Even if you don't follow the classical education model, that may be one aspect of the style you’d like to incorporate in your homeschool to tie history and science together.

Charlotte Mason encouraged allowing children to make their own connections. A simple way to accomplish this is through biographies and living books. Many times, my kids and I have noticed the links between a scientific discovery or invention and historical events while reading biographies and historical fiction 
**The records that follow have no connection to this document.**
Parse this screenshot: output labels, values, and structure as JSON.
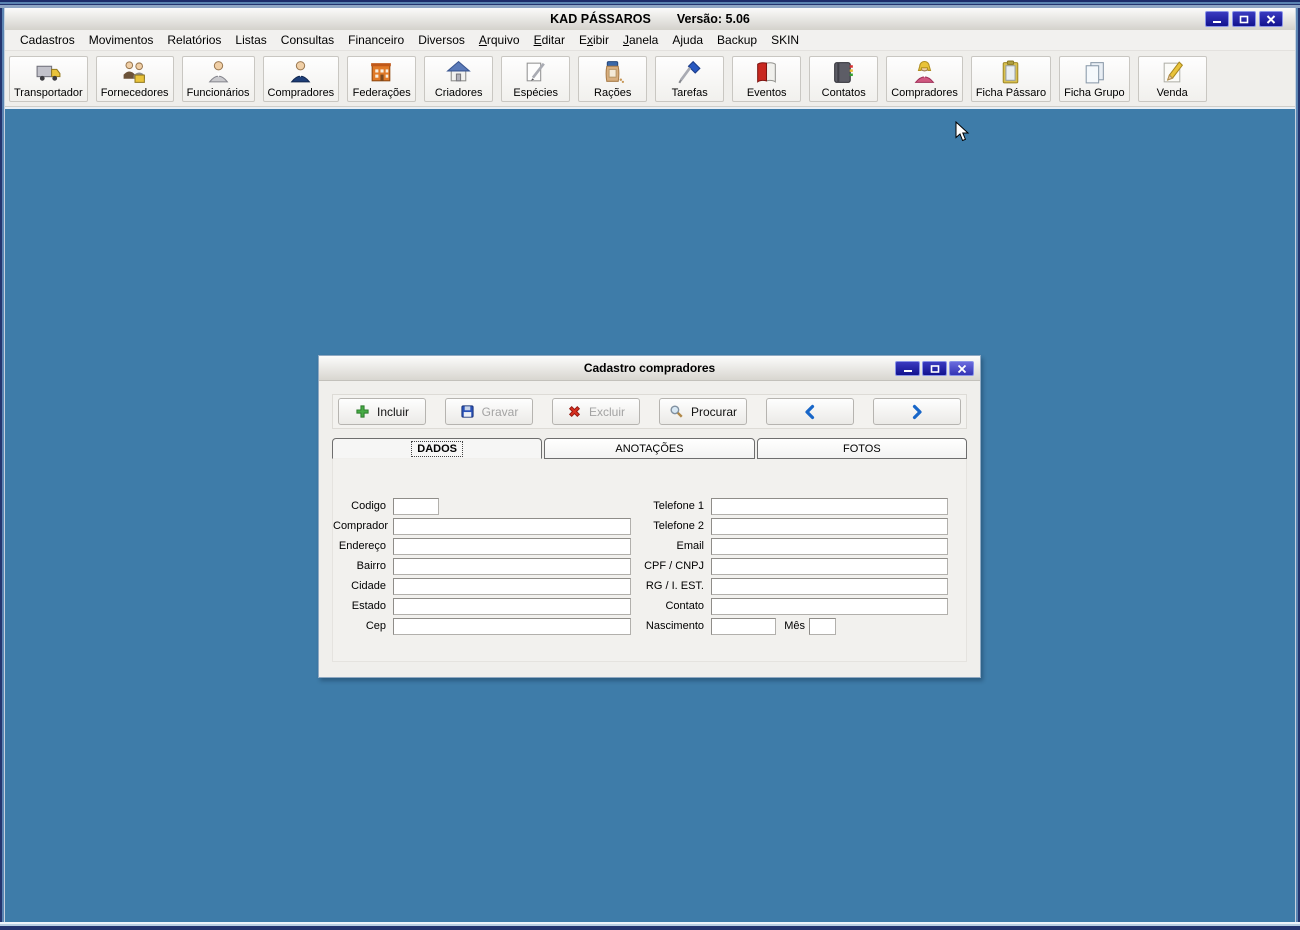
{
  "window": {
    "title": "KAD PÁSSAROS",
    "version_label": "Versão: 5.06"
  },
  "menubar": {
    "items": [
      {
        "label": "Cadastros",
        "u": -1
      },
      {
        "label": "Movimentos",
        "u": -1
      },
      {
        "label": "Relatórios",
        "u": -1
      },
      {
        "label": "Listas",
        "u": -1
      },
      {
        "label": "Consultas",
        "u": -1
      },
      {
        "label": "Financeiro",
        "u": -1
      },
      {
        "label": "Diversos",
        "u": -1
      },
      {
        "label": "Arquivo",
        "u": 0
      },
      {
        "label": "Editar",
        "u": 0
      },
      {
        "label": "Exibir",
        "u": 1
      },
      {
        "label": "Janela",
        "u": 0
      },
      {
        "label": "Ajuda",
        "u": -1
      },
      {
        "label": "Backup",
        "u": -1
      },
      {
        "label": "SKIN",
        "u": -1
      }
    ]
  },
  "toolbar": {
    "items": [
      {
        "label": "Transportador",
        "icon": "truck-icon"
      },
      {
        "label": "Fornecedores",
        "icon": "suppliers-icon"
      },
      {
        "label": "Funcionários",
        "icon": "employee-icon"
      },
      {
        "label": "Compradores",
        "icon": "buyer-icon"
      },
      {
        "label": "Federações",
        "icon": "building-icon"
      },
      {
        "label": "Criadores",
        "icon": "house-icon"
      },
      {
        "label": "Espécies",
        "icon": "paper-pencil-icon"
      },
      {
        "label": "Rações",
        "icon": "feed-jar-icon"
      },
      {
        "label": "Tarefas",
        "icon": "screwdriver-icon"
      },
      {
        "label": "Eventos",
        "icon": "red-book-icon"
      },
      {
        "label": "Contatos",
        "icon": "address-book-icon"
      },
      {
        "label": "Compradores",
        "icon": "woman-icon"
      },
      {
        "label": "Ficha Pássaro",
        "icon": "clipboard-icon"
      },
      {
        "label": "Ficha Grupo",
        "icon": "documents-icon"
      },
      {
        "label": "Venda",
        "icon": "pencil-sheet-icon"
      }
    ]
  },
  "dialog": {
    "title": "Cadastro compradores",
    "buttons": {
      "incluir": "Incluir",
      "gravar": "Gravar",
      "excluir": "Excluir",
      "procurar": "Procurar"
    },
    "tabs": [
      {
        "label": "DADOS"
      },
      {
        "label": "ANOTAÇÕES"
      },
      {
        "label": "FOTOS"
      }
    ],
    "form": {
      "left": [
        {
          "label": "Codigo",
          "value": ""
        },
        {
          "label": "Comprador",
          "value": ""
        },
        {
          "label": "Endereço",
          "value": ""
        },
        {
          "label": "Bairro",
          "value": ""
        },
        {
          "label": "Cidade",
          "value": ""
        },
        {
          "label": "Estado",
          "value": ""
        },
        {
          "label": "Cep",
          "value": ""
        }
      ],
      "right": [
        {
          "label": "Telefone 1",
          "value": ""
        },
        {
          "label": "Telefone 2",
          "value": ""
        },
        {
          "label": "Email",
          "value": ""
        },
        {
          "label": "CPF / CNPJ",
          "value": ""
        },
        {
          "label": "RG / I. EST.",
          "value": ""
        },
        {
          "label": "Contato",
          "value": ""
        },
        {
          "label": "Nascimento",
          "value": ""
        }
      ],
      "mes": {
        "label": "Mês",
        "value": ""
      }
    }
  }
}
Unit studies are another wonderful choice for combining subjects. Some subjects naturally mesh together, but look for opportunities to use seemingly unrelated topics as a springboard to others. For instance, in a unit study on horses the beautifully-illustrated children's book, Leonardo's Horse can be used to tie in a study of Leonardo da Vinci, along with some geography, history, and an introduction to the Renaissance.

It's easy to incorporate fine arts and geography into your homeschool in natural ways such as:
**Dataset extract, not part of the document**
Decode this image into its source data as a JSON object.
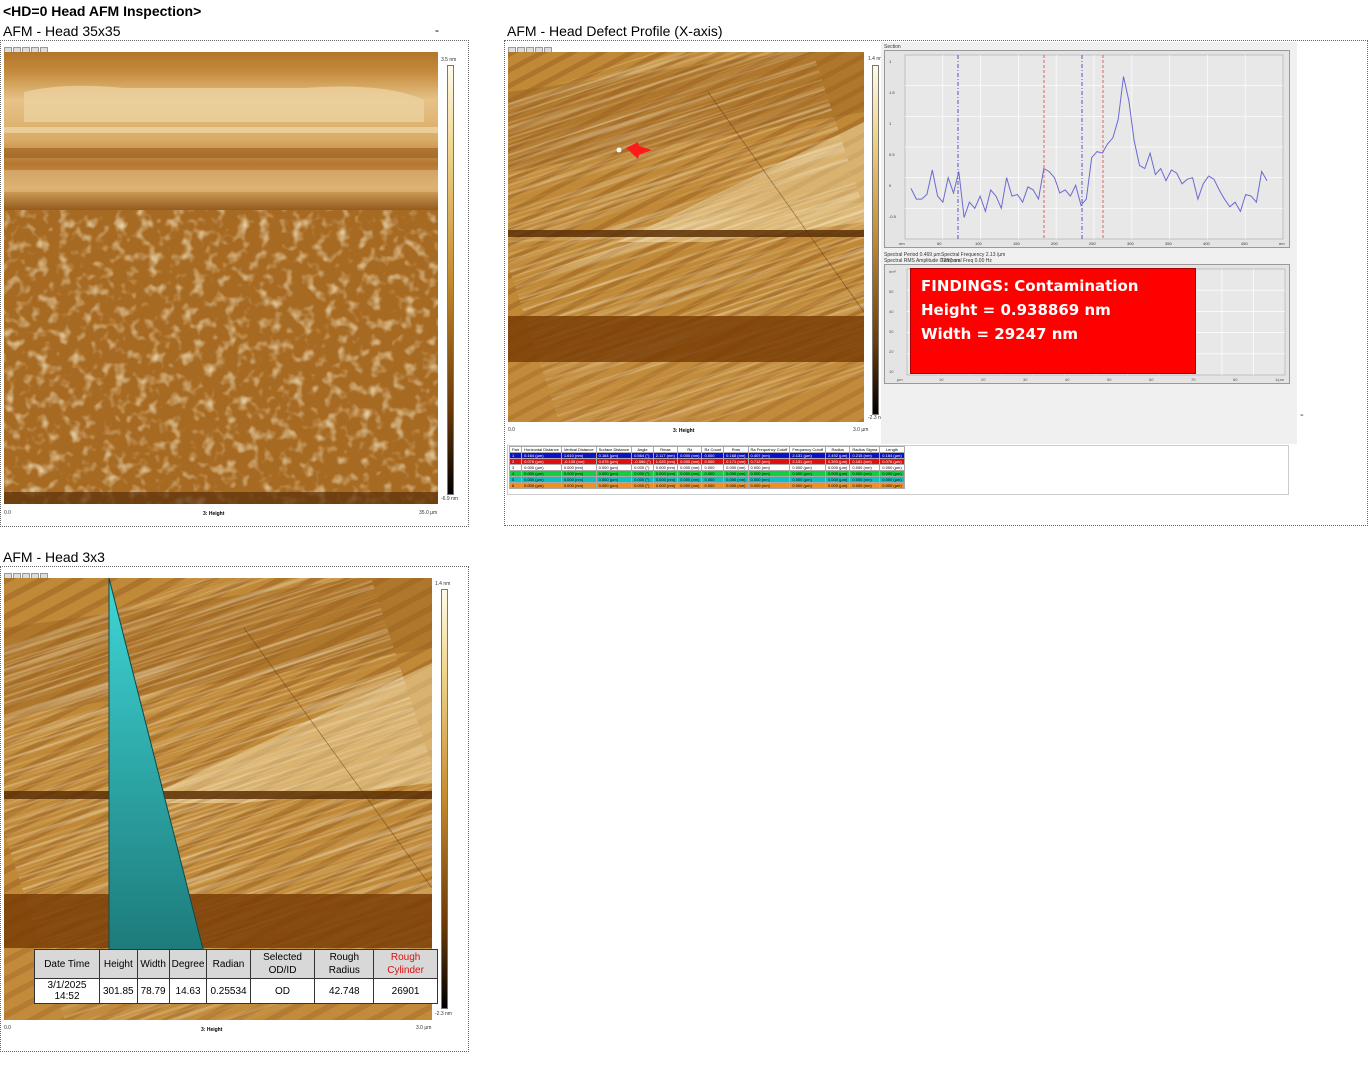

  • Creating symmetrical artwork when learning about symmetry in math
  • Using maps with history and science to learn where people lived and where the events affecting them took place
  • Creating art based on the styles of the historical era you’re studying
  • Listen to music and study the art related the era or places you're learning about

And, don't forget to look for natural ways to make writing relevant across all subjects.

Broaden the Scope of Your Reading

Consider the types of books you’re using in your homeschool and look for opportunities ways to expand the scope of your genre choices. Don’t limit young children to picture books. Look for non-fiction titles that capitalize on their interests.

On the other hands, don't limit your older students to only informational books, and don’t think of children’s books as being only for young children. Because books for younger readers boil information down to the bare essentials and present it in a concise manner, they can be an excellent resource for middle and high school students.

You can use picture books to teach a variety of writing techniques to older students. Short, non-fiction books intended for young children can provide a quick overview of a topic for teens (or homeschool parents who need a refresher course). For example, a short book for elementary students on the topic of World War I isn’t going to provide the in-depth information that a teen will need, but it may offer a solid overview highlighting some of the most relevant facts.

Picture books featuring mathematical concepts can increase a student's understanding of abstract concepts.The Sir Cumference series, by Cindy Neuschwander, features the brave knight Sir Cumference, his wife Lady Di of Ameter, and their son Radius. Sir Cumference introduces readers to a variety of mathematical and geometric concepts in a subtle, entertaining way.

Look for Hands-on Learning Opportunities

Offering kids real-life application opportunities for what they’re learning is a sure-fire way to make any subject more engaging. It’s almost always more fun to do something, rather than only read about it.

Hands-on learning doesn’t have to mean elaborate, messy projects. Instead, try these simple ideas:

  • Use manipulatives to explain math concepts (Manipulatives don’t have to be fancy – try coins or beans.)
  • Play games related to the topics you’re studying
  • Go on field trips
  • Make recipes
  • Build models
  • Conduct experiments
  • Explore the concepts of “living math
  • Look for other fun ways to explore math with kids
  • Watch related documentaries or movies
  • Interview people who have first-hand experience with what you're studying

You don't have to jump through hoops to make homeschool fun for your children. Just try these simple adjustments to make any homeschool subject more engaging.